#### [SOURCE INFORMATION]

'''

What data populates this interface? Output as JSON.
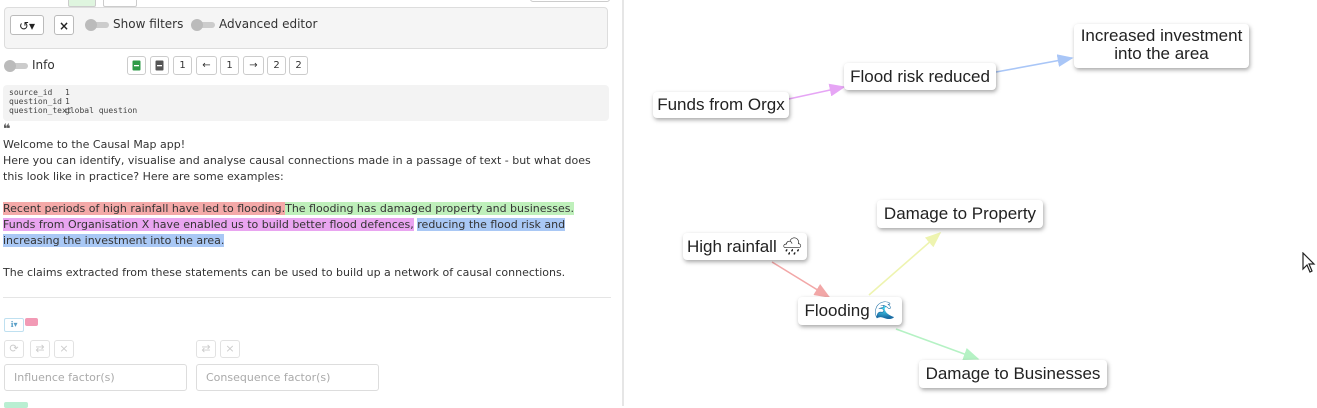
{
  "toolbar": {
    "undo_label": "↺▾",
    "close_label": "×",
    "show_filters_label": "Show filters",
    "advanced_editor_label": "Advanced editor"
  },
  "info": {
    "toggle_label": "Info"
  },
  "pager": {
    "current_label": "1",
    "prev_label": "←",
    "page_label": "1",
    "next_label": "→",
    "last_label": "2",
    "total_label": "2"
  },
  "meta": {
    "rows": [
      {
        "key": "source_id",
        "value": "1"
      },
      {
        "key": "question_id",
        "value": "1"
      },
      {
        "key": "question_text",
        "value": "global question"
      }
    ]
  },
  "statement": {
    "quote_icon": "❝",
    "intro_1": "Welcome to the Causal Map app!",
    "intro_2": "Here you can identify, visualise and analyse causal connections made in a passage of text - but what does this look like in practice?  Here are some examples:",
    "hl_1": "Recent periods of high rainfall have led to flooding.",
    "hl_2": "The flooding has damaged property and businesses.",
    "hl_3": "Funds from Organisation X have enabled us to build better flood defences,",
    "hl_4": "reducing the flood risk and increasing the investment into the area.",
    "outro": "The claims extracted from these statements can be used to build up a network of causal connections."
  },
  "coding": {
    "influence_placeholder": "Influence factor(s)",
    "consequence_placeholder": "Consequence factor(s)"
  },
  "graph": {
    "nodes": {
      "funds": "Funds from Orgx",
      "flood_risk": "Flood risk reduced",
      "investment": "Increased investment into the area",
      "damage_property": "Damage to Property",
      "high_rainfall": "High rainfall 🌧",
      "flooding": "Flooding 🌊",
      "damage_business": "Damage to Businesses"
    },
    "edge_colors": {
      "funds_to_risk": "#e6a5f5",
      "risk_to_investment": "#a9c6f7",
      "rain_to_flood": "#f2a7a7",
      "flood_to_property": "#eef4b0",
      "flood_to_business": "#b5f2c4"
    }
  }
}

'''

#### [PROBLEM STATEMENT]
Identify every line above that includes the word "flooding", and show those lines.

#### [RESULT OF THE TASK]
    "hl_1": "Recent periods of high rainfall have led to flooding.",
    "hl_2": "The flooding has damaged property and businesses.",
      "flooding": "Flooding 🌊",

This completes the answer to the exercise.